===== Task input

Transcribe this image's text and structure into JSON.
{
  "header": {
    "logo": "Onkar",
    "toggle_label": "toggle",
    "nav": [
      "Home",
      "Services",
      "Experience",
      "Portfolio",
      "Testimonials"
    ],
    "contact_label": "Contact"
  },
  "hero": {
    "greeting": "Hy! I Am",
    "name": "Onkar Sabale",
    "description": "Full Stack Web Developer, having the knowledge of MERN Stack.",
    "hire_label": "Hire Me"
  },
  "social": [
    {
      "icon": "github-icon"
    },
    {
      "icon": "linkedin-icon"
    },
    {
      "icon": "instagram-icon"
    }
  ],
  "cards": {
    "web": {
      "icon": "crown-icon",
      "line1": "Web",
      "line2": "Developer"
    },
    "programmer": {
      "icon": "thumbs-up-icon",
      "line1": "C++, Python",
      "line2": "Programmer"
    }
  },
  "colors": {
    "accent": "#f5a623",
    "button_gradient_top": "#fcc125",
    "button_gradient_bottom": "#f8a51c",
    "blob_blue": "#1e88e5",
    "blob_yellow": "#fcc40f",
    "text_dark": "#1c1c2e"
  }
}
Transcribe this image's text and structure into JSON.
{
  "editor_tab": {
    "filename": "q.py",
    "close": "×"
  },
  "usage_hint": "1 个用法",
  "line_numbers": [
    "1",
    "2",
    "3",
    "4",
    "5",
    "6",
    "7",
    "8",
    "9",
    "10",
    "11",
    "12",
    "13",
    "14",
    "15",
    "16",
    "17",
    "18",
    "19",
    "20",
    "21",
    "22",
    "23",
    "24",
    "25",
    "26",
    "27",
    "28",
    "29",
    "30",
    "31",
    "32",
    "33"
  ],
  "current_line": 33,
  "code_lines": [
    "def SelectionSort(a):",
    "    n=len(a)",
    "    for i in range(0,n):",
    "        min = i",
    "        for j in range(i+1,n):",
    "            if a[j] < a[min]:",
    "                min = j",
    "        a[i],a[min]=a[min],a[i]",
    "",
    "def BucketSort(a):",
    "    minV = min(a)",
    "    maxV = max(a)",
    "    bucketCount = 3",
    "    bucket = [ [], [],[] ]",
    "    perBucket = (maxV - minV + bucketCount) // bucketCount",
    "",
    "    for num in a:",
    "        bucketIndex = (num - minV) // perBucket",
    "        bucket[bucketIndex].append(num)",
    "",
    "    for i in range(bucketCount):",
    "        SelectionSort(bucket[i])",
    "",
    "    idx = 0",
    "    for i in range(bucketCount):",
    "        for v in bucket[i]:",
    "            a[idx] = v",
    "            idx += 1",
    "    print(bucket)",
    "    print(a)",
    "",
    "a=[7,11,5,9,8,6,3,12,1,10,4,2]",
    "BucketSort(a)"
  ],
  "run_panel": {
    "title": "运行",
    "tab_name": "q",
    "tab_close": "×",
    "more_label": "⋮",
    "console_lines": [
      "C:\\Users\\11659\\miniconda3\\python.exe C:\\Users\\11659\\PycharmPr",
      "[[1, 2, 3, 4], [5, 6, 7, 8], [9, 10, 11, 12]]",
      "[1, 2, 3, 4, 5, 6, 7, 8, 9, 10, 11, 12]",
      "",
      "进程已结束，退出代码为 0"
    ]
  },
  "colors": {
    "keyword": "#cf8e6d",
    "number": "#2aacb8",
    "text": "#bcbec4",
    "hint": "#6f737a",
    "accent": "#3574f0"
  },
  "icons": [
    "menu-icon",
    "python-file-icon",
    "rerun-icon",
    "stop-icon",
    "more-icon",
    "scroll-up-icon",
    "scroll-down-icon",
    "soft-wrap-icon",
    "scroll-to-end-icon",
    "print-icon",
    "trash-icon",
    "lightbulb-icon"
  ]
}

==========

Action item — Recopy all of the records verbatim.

Answer below —
Transcribe this image's text and structure into JSON.
{
  "header": {
    "logo": "Onkar",
    "toggle_label": "toggle",
    "nav": [
      "Home",
      "Services",
      "Experience",
      "Portfolio",
      "Testimonials"
    ],
    "contact_label": "Contact"
  },
  "hero": {
    "greeting": "Hy! I Am",
    "name": "Onkar Sabale",
    "description": "Full Stack Web Developer, having the knowledge of MERN Stack.",
    "hire_label": "Hire Me"
  },
  "social": [
    {
      "icon": "github-icon"
    },
    {
      "icon": "linkedin-icon"
    },
    {
      "icon": "instagram-icon"
    }
  ],
  "cards": {
    "web": {
      "icon": "crown-icon",
      "line1": "Web",
      "line2": "Developer"
    },
    "programmer": {
      "icon": "thumbs-up-icon",
      "line1": "C++, Python",
      "line2": "Programmer"
    }
  },
  "colors": {
    "accent": "#f5a623",
    "button_gradient_top": "#fcc125",
    "button_gradient_bottom": "#f8a51c",
    "blob_blue": "#1e88e5",
    "blob_yellow": "#fcc40f",
    "text_dark": "#1c1c2e"
  }
}
Transcribe this image's text and structure into JSON.
{
  "editor_tab": {
    "filename": "q.py",
    "close": "×"
  },
  "usage_hint": "1 个用法",
  "line_numbers": [
    "1",
    "2",
    "3",
    "4",
    "5",
    "6",
    "7",
    "8",
    "9",
    "10",
    "11",
    "12",
    "13",
    "14",
    "15",
    "16",
    "17",
    "18",
    "19",
    "20",
    "21",
    "22",
    "23",
    "24",
    "25",
    "26",
    "27",
    "28",
    "29",
    "30",
    "31",
    "32",
    "33"
  ],
  "current_line": 33,
  "code_lines": [
    "def SelectionSort(a):",
    "    n=len(a)",
    "    for i in range(0,n):",
    "        min = i",
    "        for j in range(i+1,n):",
    "            if a[j] < a[min]:",
    "                min = j",
    "        a[i],a[min]=a[min],a[i]",
    "",
    "def BucketSort(a):",
    "    minV = min(a)",
    "    maxV = max(a)",
    "    bucketCount = 3",
    "    bucket = [ [], [],[] ]",
    "    perBucket = (maxV - minV + bucketCount) // bucketCount",
    "",
    "    for num in a:",
    "        bucketIndex = (num - minV) // perBucket",
    "        bucket[bucketIndex].append(num)",
    "",
    "    for i in range(bucketCount):",
    "        SelectionSort(bucket[i])",
    "",
    "    idx = 0",
    "    for i in range(bucketCount):",
    "        for v in bucket[i]:",
    "            a[idx] = v",
    "            idx += 1",
    "    print(bucket)",
    "    print(a)",
    "",
    "a=[7,11,5,9,8,6,3,12,1,10,4,2]",
    "BucketSort(a)"
  ],
  "run_panel": {
    "title": "运行",
    "tab_name": "q",
    "tab_close": "×",
    "more_label": "⋮",
    "console_lines": [
      "C:\\Users\\11659\\miniconda3\\python.exe C:\\Users\\11659\\PycharmPr",
      "[[1, 2, 3, 4], [5, 6, 7, 8], [9, 10, 11, 12]]",
      "[1, 2, 3, 4, 5, 6, 7, 8, 9, 10, 11, 12]",
      "",
      "进程已结束，退出代码为 0"
    ]
  },
  "colors": {
    "keyword": "#cf8e6d",
    "number": "#2aacb8",
    "text": "#bcbec4",
    "hint": "#6f737a",
    "accent": "#3574f0"
  },
  "icons": [
    "menu-icon",
    "python-file-icon",
    "rerun-icon",
    "stop-icon",
    "more-icon",
    "scroll-up-icon",
    "scroll-down-icon",
    "soft-wrap-icon",
    "scroll-to-end-icon",
    "print-icon",
    "trash-icon",
    "lightbulb-icon"
  ]
}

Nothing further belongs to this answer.